On Thursday Bitcoin regained some ground, having dropped to a four-month low.

The price of the world’s largest cryptocurrency by market cap fell close to 30% on Wednesday, before regaining losses of 8%.

The radical price swings come as China cautioned about cryptocurrencies’ usefulness, which led to a tweet by Musk suggesting his electric vehicle firm was still holding Bitcoin for the long-term and would not be selling.

Earlier in the year Tesla purchased $1.5 billion worth of Bitcoin.

The so-called ‘cryptocrash’ is certainly generating a great deal of noise, but volatility in this market should be considered in the same way as turbulence in any other market.

As with any type of investing, the best way for investors to avoid potential risks and make the most of the opportunities that emerge in times of market volatility is diversification.

Crypto investors should ensure they are sufficiently diversified across the main digital tokens, such as Ethereum and Ripple, and within a wider investment portfolio of assets, sectors and regions.

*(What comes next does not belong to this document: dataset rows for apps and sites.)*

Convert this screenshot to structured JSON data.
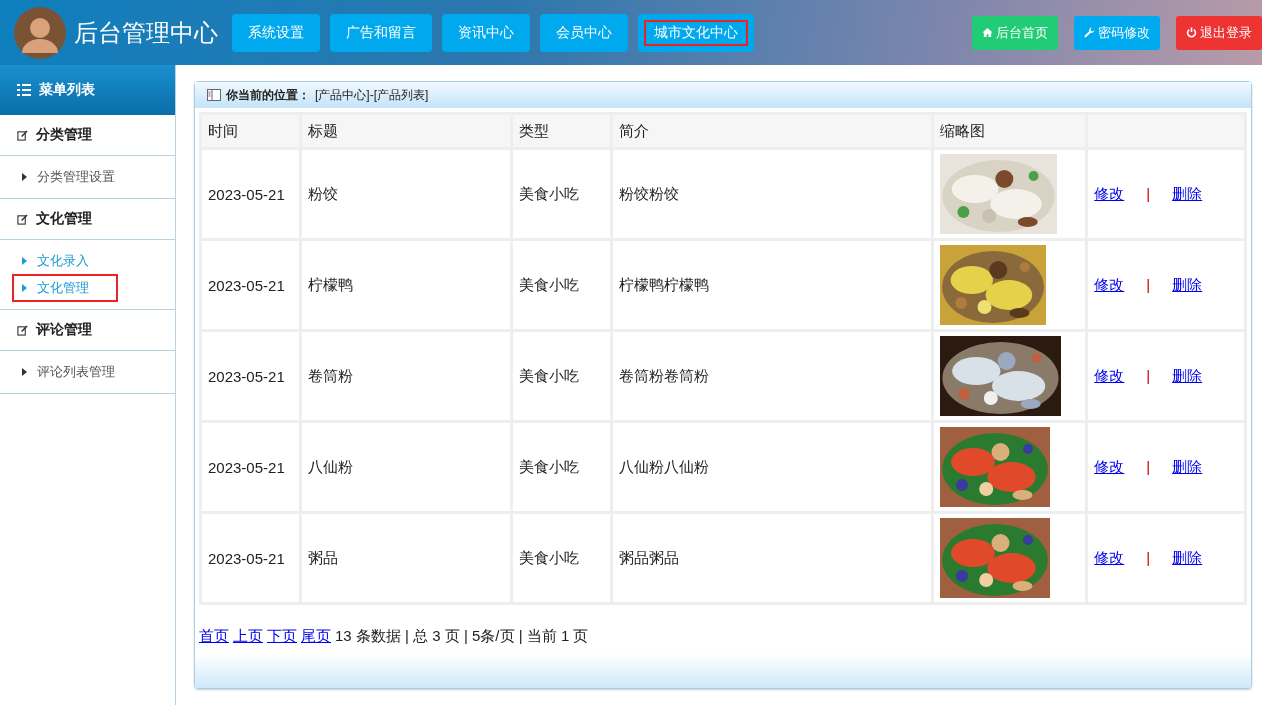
{
  "header": {
    "title": "后台管理中心",
    "nav": [
      {
        "label": "系统设置",
        "highlighted": false
      },
      {
        "label": "广告和留言",
        "highlighted": false
      },
      {
        "label": "资讯中心",
        "highlighted": false
      },
      {
        "label": "会员中心",
        "highlighted": false
      },
      {
        "label": "城市文化中心",
        "highlighted": true
      }
    ],
    "actions": [
      {
        "label": "后台首页",
        "kind": "home",
        "color": "#22cc77"
      },
      {
        "label": "密码修改",
        "kind": "wrench",
        "color": "#00aaee"
      },
      {
        "label": "退出登录",
        "kind": "power",
        "color": "#ee3333"
      }
    ]
  },
  "sidebar": {
    "title": "菜单列表",
    "groups": [
      {
        "label": "分类管理",
        "children": [
          {
            "label": "分类管理设置",
            "current": false,
            "highlighted": false
          }
        ]
      },
      {
        "label": "文化管理",
        "children": [
          {
            "label": "文化录入",
            "current": true,
            "highlighted": false
          },
          {
            "label": "文化管理",
            "current": true,
            "highlighted": true
          }
        ]
      },
      {
        "label": "评论管理",
        "children": [
          {
            "label": "评论列表管理",
            "current": false,
            "highlighted": false
          }
        ]
      }
    ]
  },
  "breadcrumb": {
    "label": "你当前的位置：",
    "path": "[产品中心]-[产品列表]"
  },
  "table": {
    "columns": [
      "时间",
      "标题",
      "类型",
      "简介",
      "缩略图"
    ],
    "rows": [
      {
        "time": "2023-05-21",
        "title": "粉饺",
        "type": "美食小吃",
        "summary": "粉饺粉饺",
        "edit": "修改",
        "separator": "|",
        "delete": "删除"
      },
      {
        "time": "2023-05-21",
        "title": "柠檬鸭",
        "type": "美食小吃",
        "summary": "柠檬鸭柠檬鸭",
        "edit": "修改",
        "separator": "|",
        "delete": "删除"
      },
      {
        "time": "2023-05-21",
        "title": "卷筒粉",
        "type": "美食小吃",
        "summary": "卷筒粉卷筒粉",
        "edit": "修改",
        "separator": "|",
        "delete": "删除"
      },
      {
        "time": "2023-05-21",
        "title": "八仙粉",
        "type": "美食小吃",
        "summary": "八仙粉八仙粉",
        "edit": "修改",
        "separator": "|",
        "delete": "删除"
      },
      {
        "time": "2023-05-21",
        "title": "粥品",
        "type": "美食小吃",
        "summary": "粥品粥品",
        "edit": "修改",
        "separator": "|",
        "delete": "删除"
      }
    ]
  },
  "pagination": {
    "links": [
      "首页",
      "上页",
      "下页",
      "尾页"
    ],
    "info": "13 条数据 | 总 3 页 | 5条/页 | 当前 1 页"
  }
}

Some of the savviest investors have constantly used market volatility as key buying opportunities in traditional financial markets - and the cryptocurrency market is no exception.

That said, when the volatility is fuelled by one celebrity enthusiast, investors should remain prudent.

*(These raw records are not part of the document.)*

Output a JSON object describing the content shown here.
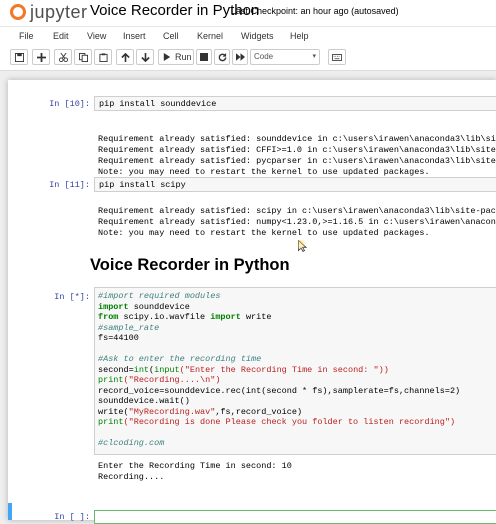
{
  "header": {
    "logo_text": "jupyter",
    "notebook_title": "Voice Recorder in Python",
    "checkpoint": "Last Checkpoint: an hour ago  (autosaved)",
    "brand_color": "#f37726"
  },
  "menu": [
    "File",
    "Edit",
    "View",
    "Insert",
    "Cell",
    "Kernel",
    "Widgets",
    "Help"
  ],
  "toolbar": {
    "run_label": "Run",
    "cell_type": "Code",
    "icons": [
      "save-icon",
      "add-cell-icon",
      "cut-icon",
      "copy-icon",
      "paste-icon",
      "move-up-icon",
      "move-down-icon",
      "run-icon",
      "stop-icon",
      "restart-icon",
      "fast-forward-icon",
      "keyboard-icon"
    ]
  },
  "cells": {
    "c1": {
      "prompt": "In [10]:",
      "input": "pip install sounddevice",
      "output": "Requirement already satisfied: sounddevice in c:\\users\\irawen\\anaconda3\\lib\\site-packages\nRequirement already satisfied: CFFI>=1.0 in c:\\users\\irawen\\anaconda3\\lib\\site-packages\nRequirement already satisfied: pycparser in c:\\users\\irawen\\anaconda3\\lib\\site-packages\nNote: you may need to restart the kernel to use updated packages."
    },
    "c2": {
      "prompt": "In [11]:",
      "input": "pip install scipy",
      "output": "Requirement already satisfied: scipy in c:\\users\\irawen\\anaconda3\\lib\\site-packages\nRequirement already satisfied: numpy<1.23.0,>=1.16.5 in c:\\users\\irawen\\anaconda3\\lib\nNote: you may need to restart the kernel to use updated packages."
    },
    "heading": "Voice Recorder in Python",
    "c3": {
      "prompt": "In [*]:",
      "code": {
        "l1": "#import required modules",
        "l2_kw": "import",
        "l2": " sounddevice",
        "l3_kw1": "from",
        "l3_mid": " scipy.io.wavfile ",
        "l3_kw2": "import",
        "l3_end": " write",
        "l4": "#sample_rate",
        "l5": "fs=44100",
        "l6": "#Ask to enter the recording time",
        "l7a": "second=",
        "l7b": "int",
        "l7c": "(",
        "l7d": "input",
        "l7e": "(\"Enter the Recording Time in second: \"))",
        "l8a": "print",
        "l8b": "(\"Recording....\\n\")",
        "l9": "record_voice=sounddevice.rec(int(second * fs),samplerate=fs,channels=2)",
        "l10": "sounddevice.wait()",
        "l11a": "write(",
        "l11b": "\"MyRecording.wav\"",
        "l11c": ",fs,record_voice)",
        "l12a": "print",
        "l12b": "(\"Recording is done Please check you folder to listen recording\")",
        "l13": "#clcoding.com"
      },
      "output": "Enter the Recording Time in second: 10\nRecording...."
    },
    "c4": {
      "prompt": "In [ ]:"
    }
  }
}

Volatility can be an incredibly powerful investment strategy when utilised effectively and efficiently.

However, I would urge investors not to be swayed by just one influential crypto backer like Elon Musk, whose whims can spark dramatic swings in both directions.

Shrewd investment decisions are not made on hysteria and frenzy, but on age-old fundamentals such as diversification, sensible valuations and profitability.

Whether its Bitcoin, or any of the other digital currencies around at the moment, cryptocurrencies are here to stay.

Meanwhile, financial traditionalists see digital currencies the same way traditional stores previously viewed online retailers like Amazon.

Yet cryptocurrencies have already permanently changed the way the world handles money, performs transactions, does business, and manages assets.

Nigel Green is CEO and founder of deVere Group, one of the world’s largest independent financial advisory and fintech organisations.

Photo: Microsiervos